## PROBLEM TO SOLVE
Please produce an exact copy of only the lines from the one with "Parse this screenshot: output" through the last one of the material, without pictures.

AVAILABLE DATA Start Marker

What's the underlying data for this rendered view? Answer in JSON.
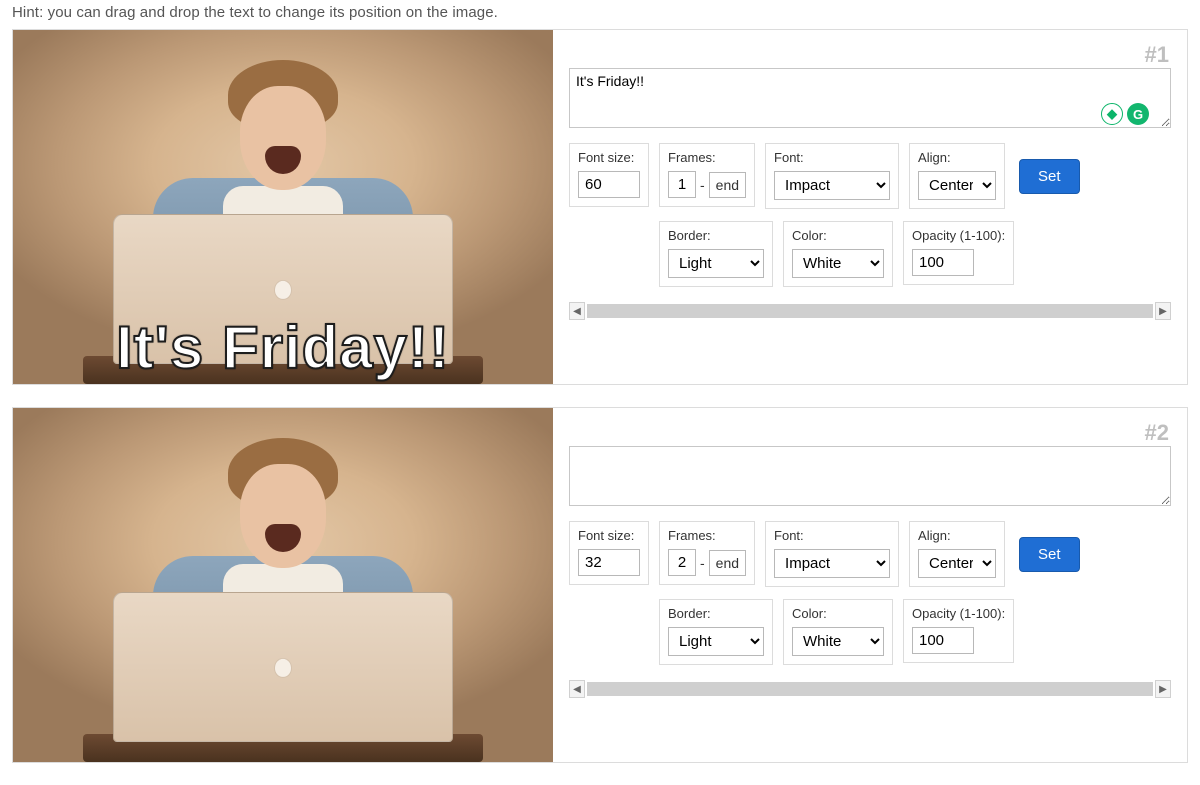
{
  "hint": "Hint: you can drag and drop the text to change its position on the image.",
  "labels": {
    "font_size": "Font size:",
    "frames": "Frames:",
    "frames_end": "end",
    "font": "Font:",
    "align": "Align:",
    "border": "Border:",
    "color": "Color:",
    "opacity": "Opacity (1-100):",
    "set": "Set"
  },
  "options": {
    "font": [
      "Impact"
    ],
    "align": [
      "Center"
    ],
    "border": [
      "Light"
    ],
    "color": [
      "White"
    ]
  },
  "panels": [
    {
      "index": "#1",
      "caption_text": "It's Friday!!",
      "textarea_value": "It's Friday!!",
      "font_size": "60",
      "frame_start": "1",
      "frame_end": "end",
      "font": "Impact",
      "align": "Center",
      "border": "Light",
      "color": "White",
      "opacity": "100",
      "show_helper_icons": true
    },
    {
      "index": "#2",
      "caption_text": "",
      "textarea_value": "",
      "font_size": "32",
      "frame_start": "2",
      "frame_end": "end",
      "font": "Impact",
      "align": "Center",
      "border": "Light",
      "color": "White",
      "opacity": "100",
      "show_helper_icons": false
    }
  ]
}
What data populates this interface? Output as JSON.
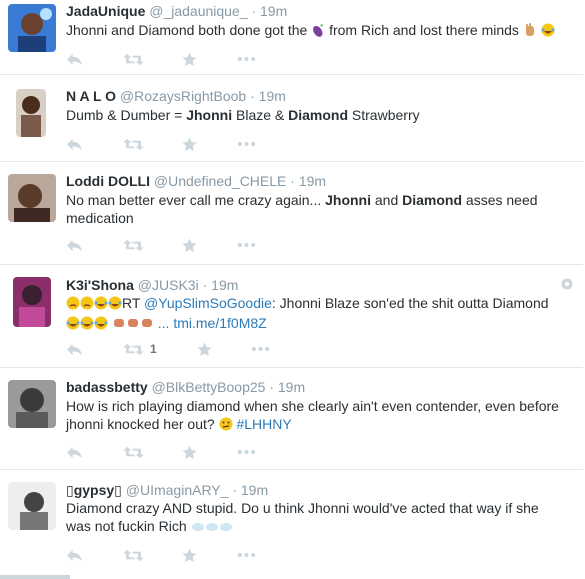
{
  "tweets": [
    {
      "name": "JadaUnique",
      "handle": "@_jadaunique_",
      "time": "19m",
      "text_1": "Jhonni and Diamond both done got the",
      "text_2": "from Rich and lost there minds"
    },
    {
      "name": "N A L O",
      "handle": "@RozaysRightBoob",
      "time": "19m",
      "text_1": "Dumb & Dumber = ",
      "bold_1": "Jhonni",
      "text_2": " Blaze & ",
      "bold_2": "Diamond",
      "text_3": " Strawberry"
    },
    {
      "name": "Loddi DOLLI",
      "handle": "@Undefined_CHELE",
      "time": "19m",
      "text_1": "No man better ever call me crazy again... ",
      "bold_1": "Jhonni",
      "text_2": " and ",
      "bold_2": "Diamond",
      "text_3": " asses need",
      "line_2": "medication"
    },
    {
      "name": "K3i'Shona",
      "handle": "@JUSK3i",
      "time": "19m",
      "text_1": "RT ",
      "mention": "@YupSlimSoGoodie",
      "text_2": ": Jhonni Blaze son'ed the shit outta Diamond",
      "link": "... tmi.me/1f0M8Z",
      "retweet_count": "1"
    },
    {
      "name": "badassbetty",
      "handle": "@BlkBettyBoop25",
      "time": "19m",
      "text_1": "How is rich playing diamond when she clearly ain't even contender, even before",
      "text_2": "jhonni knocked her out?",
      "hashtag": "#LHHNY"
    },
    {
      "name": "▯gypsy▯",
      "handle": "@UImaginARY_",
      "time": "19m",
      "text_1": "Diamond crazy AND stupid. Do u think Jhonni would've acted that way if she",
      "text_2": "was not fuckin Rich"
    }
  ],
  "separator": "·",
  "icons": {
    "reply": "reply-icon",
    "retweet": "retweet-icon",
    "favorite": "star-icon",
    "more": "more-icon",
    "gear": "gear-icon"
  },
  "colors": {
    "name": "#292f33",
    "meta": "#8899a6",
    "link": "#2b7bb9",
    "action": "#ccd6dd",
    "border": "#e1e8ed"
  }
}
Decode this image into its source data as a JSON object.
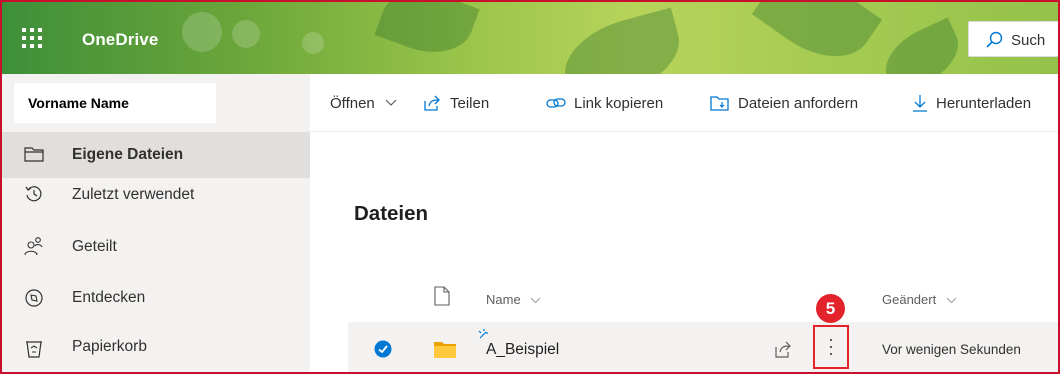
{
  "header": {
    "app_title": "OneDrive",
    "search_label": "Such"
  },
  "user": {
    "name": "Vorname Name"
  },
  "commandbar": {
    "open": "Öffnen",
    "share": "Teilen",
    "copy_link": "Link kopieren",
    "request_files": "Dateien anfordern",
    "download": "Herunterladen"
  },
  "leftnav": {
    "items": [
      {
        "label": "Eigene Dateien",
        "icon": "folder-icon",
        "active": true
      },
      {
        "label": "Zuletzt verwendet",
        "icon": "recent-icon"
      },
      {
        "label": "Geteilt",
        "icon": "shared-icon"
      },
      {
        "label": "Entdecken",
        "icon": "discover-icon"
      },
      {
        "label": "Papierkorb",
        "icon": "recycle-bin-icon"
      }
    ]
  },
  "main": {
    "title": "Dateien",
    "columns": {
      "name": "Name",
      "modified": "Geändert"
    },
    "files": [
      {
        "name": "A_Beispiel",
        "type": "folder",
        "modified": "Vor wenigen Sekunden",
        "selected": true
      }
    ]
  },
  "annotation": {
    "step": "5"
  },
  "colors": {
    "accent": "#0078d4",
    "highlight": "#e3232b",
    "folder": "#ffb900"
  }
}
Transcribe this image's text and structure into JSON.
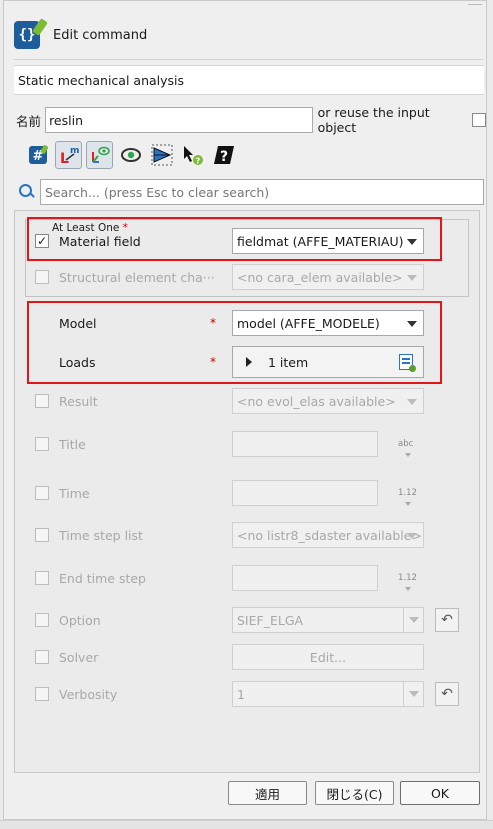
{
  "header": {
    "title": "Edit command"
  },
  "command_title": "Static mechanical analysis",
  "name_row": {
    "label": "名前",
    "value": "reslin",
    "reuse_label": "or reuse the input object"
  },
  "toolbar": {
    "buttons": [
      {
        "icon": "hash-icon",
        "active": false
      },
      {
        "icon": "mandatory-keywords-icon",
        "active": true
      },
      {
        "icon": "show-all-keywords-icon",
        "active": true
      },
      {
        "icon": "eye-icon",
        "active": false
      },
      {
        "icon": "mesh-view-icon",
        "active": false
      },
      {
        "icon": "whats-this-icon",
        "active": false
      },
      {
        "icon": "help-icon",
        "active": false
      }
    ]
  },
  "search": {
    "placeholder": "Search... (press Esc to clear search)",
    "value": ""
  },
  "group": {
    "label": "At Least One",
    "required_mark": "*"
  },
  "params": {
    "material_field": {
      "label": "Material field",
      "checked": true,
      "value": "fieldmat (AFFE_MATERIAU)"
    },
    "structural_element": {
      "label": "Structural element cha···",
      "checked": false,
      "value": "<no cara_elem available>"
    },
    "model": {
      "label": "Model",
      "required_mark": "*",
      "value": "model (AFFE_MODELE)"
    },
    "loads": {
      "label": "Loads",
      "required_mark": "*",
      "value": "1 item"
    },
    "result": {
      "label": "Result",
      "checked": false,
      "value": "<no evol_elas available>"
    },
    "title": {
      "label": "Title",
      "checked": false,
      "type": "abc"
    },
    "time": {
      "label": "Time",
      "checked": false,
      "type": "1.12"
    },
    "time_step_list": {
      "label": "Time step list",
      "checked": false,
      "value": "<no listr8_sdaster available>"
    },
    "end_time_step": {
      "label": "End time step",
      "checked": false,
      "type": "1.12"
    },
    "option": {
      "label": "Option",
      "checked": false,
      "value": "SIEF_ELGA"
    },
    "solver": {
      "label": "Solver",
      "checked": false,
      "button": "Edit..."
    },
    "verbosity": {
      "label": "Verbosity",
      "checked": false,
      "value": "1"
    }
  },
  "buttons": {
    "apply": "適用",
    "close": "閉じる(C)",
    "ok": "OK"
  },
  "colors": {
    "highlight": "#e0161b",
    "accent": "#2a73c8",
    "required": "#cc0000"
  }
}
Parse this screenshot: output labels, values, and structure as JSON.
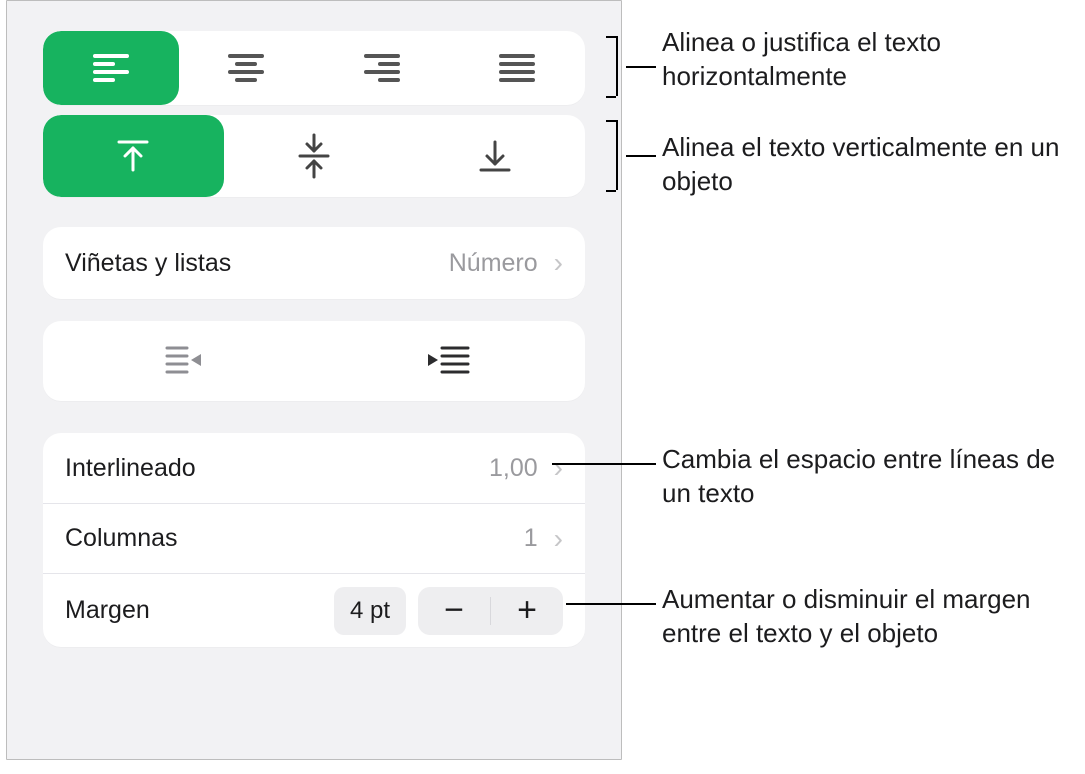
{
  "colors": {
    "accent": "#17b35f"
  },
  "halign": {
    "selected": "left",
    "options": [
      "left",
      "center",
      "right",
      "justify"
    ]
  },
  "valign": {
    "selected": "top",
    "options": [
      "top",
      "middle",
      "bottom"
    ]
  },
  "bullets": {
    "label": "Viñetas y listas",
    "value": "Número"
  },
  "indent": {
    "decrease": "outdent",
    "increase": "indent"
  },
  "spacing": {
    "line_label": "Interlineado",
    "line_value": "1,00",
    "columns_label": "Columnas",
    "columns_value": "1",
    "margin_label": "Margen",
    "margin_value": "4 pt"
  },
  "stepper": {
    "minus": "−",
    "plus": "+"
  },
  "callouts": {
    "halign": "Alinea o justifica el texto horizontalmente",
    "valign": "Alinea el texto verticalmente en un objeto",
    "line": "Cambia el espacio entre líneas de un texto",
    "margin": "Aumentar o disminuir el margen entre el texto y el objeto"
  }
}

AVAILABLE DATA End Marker

## THE COMPLETED TASK
Parse this screenshot: output labels, values, and structure as JSON.
{
  "colors": {
    "accent": "#17b35f"
  },
  "halign": {
    "selected": "left",
    "options": [
      "left",
      "center",
      "right",
      "justify"
    ]
  },
  "valign": {
    "selected": "top",
    "options": [
      "top",
      "middle",
      "bottom"
    ]
  },
  "bullets": {
    "label": "Viñetas y listas",
    "value": "Número"
  },
  "indent": {
    "decrease": "outdent",
    "increase": "indent"
  },
  "spacing": {
    "line_label": "Interlineado",
    "line_value": "1,00",
    "columns_label": "Columnas",
    "columns_value": "1",
    "margin_label": "Margen",
    "margin_value": "4 pt"
  },
  "stepper": {
    "minus": "−",
    "plus": "+"
  },
  "callouts": {
    "halign": "Alinea o justifica el texto horizontalmente",
    "valign": "Alinea el texto verticalmente en un objeto",
    "line": "Cambia el espacio entre líneas de un texto",
    "margin": "Aumentar o disminuir el margen entre el texto y el objeto"
  }
}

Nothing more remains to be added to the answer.